Charles Stack: At a static level, architecture diagrams and similar documents can be disseminated through the repository. That's a step in the right direction, but people have to read those documents. That's why dynamic communication is far more important and effective. BEA AquaLogic Enterprise Repository's compliance templates and prescriptive reuse capabilities allow architects to prescribe specific assets for use in specific projects, assets that are known to be in compliance with standards and requirements established for the target architecture. BEA AquaLogic Enterprise Repository can then track and report on the consumption of the prescribed assets.
Jon: How would IT managers interact with ALER?
Charles Stack: IT managers use AquaLogic Enterprise Repository to gain visibility into the service alignment with architecture, to understand the relationships between assets to aid in impact analysis, and to see the value demonstrated through software asset management.
Jon: How would developers interact with ALER?
Charles Stack: AquaLogic Enterprise Repository and its IDE plug-ins remove common barriers to reuse, making it easy for developers to locate, evaluate, and use a variety of software assets.
Jon: And senior executives? Does the system generate reports indicating how well the existing asset portfolio is being used?
Charles Stack: BEA AquaLogic Enterprise Repository provides senior executives with real visibility into the IT infrastructure, and it generates a variety of standard and custom reports on everything from individual asset value to the value of the entire asset portfolio. There are management reports that track compliance to architectural directives and also reports that measure progress towards IT goals. Want a report on asset use by project or department? It's there.
Jon: At what point in the lifecycle of a system is ALER used? I guess at design time?
Charles Stack: Correct. AquaLogic Enterprise Repository is intended for use during the planning, business process modeling, service orchestration and assembly, and service creation stages of the lifecycle.
Jon: Can you provide us with some examples of using Flashline? You indicate that there is a visual aspect to manipulating and using the repositories.
Charles Stack: Using AquaLogic Enterprise Repository is a highly visual experience. One customer described it as similar to shopping at an online book store.
Figure 1. Here's an example screen shot showing AquaLogic Enterprise Repository's Navigator, which graphically maps relationships and dependencies among projects and assets (click the image for a full-size screen shot).
Jon: Continuing with the discussion of how developers would interact with ALER, are there interfaces, Web service end points, and so on?
Charles Stack: A Web service API is available.
Jon: What do I need to install and run ALER?
Charles Stack: ALER runs on a number of platforms including Windows, Linux, and Unix. An application server (BEA WebLogic Server, Apache Tomcat, or IBM WebSphere) and a database (UDB, MS SQL or Oracle) are required.
Jon: Can you give our architects and developers a one-paragraph summary of why ALER is important to them?

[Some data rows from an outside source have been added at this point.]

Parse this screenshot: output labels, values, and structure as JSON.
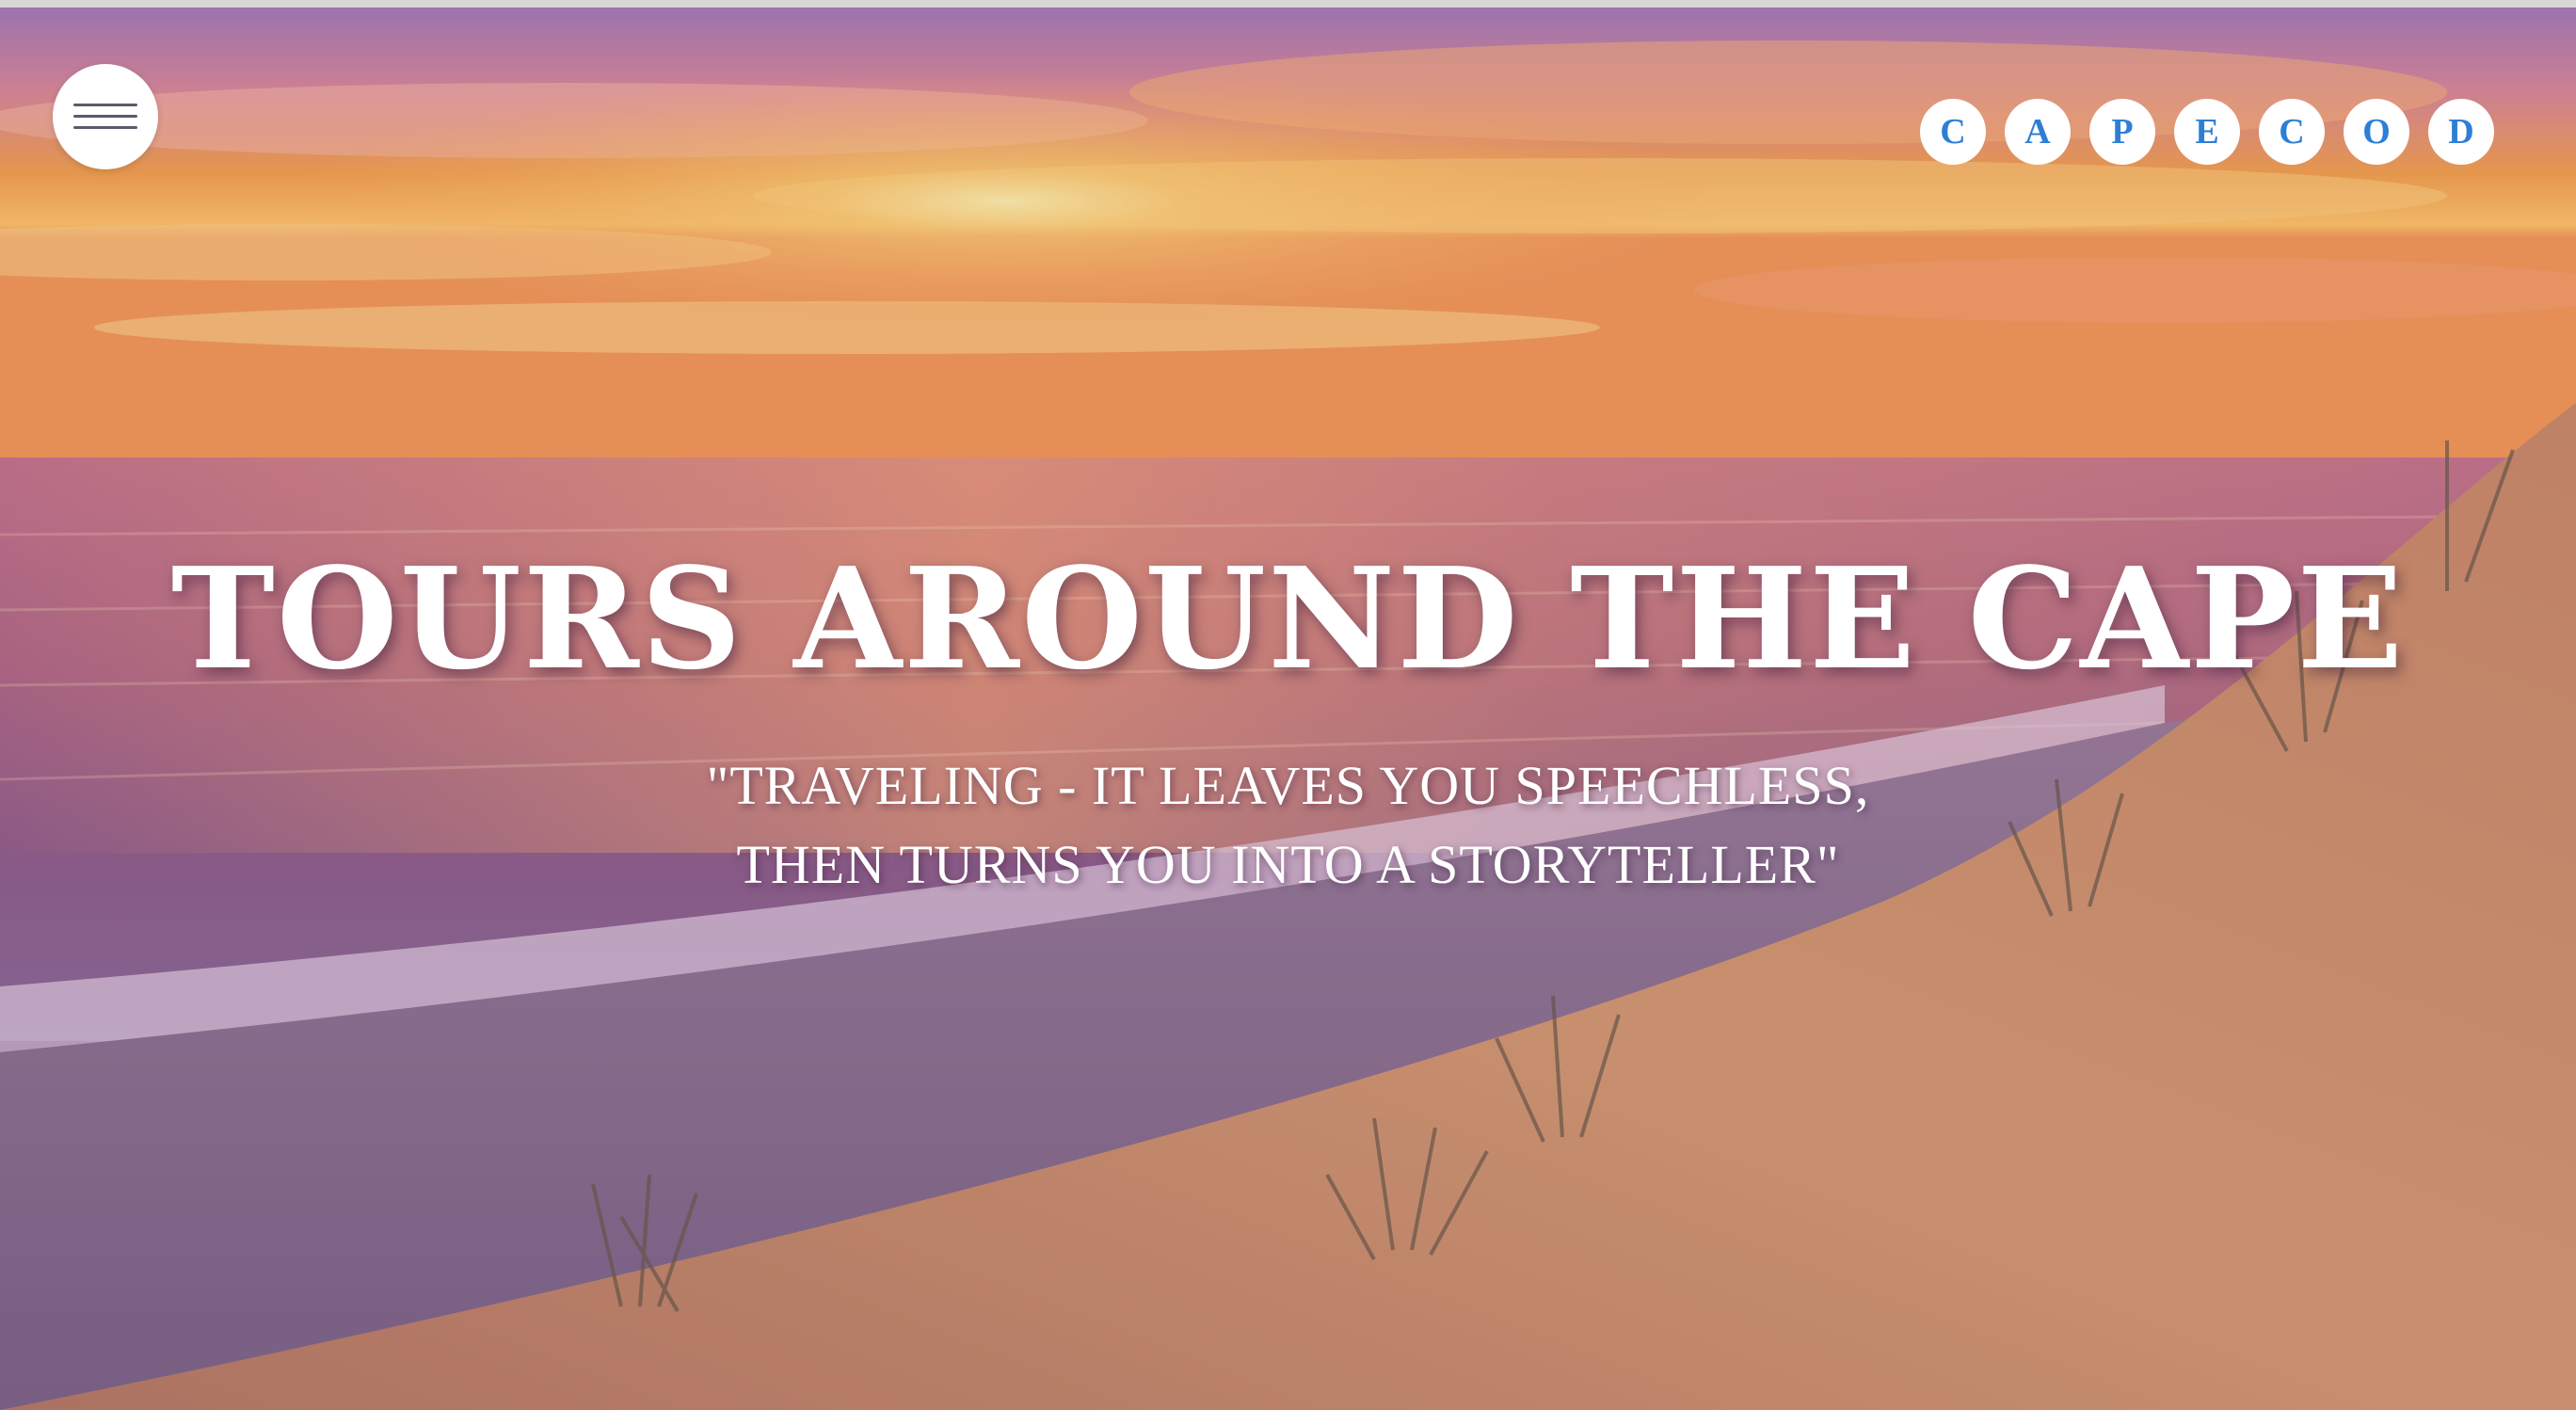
{
  "nav": {
    "menu_icon": "hamburger-menu-icon"
  },
  "logo": {
    "letters": [
      "C",
      "A",
      "P",
      "E",
      "C",
      "O",
      "D"
    ],
    "color": "#2d7fd6"
  },
  "hero": {
    "title": "TOURS AROUND THE CAPE",
    "quote_line1": "\"TRAVELING - IT LEAVES YOU SPEECHLESS,",
    "quote_line2": "THEN TURNS YOU INTO A STORYTELLER\"",
    "background": "sunset-over-beach-dunes"
  }
}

Charles Stack: The intense interest in SOA is based on its ability to increase the value and ROI of IT through increased reuse, the consolidation of assets, and the transformation of legacy applications into loosely coupled services. AquaLogic Enterprise Repository provides IT with the tools to ensure that services are created in compliance with architectural standards and business objectives, while making software reuse and compliance a seamless part of the development process.
Jon Mountjoy worked as the editor-in-chief of Dev2Dev and Arch2Arch until April 2008.
Charles Stackis vice president of Engineering at BEA Systems. He has been managing software development for more than 20 years, with more than a decade of experience managing the development of online systems.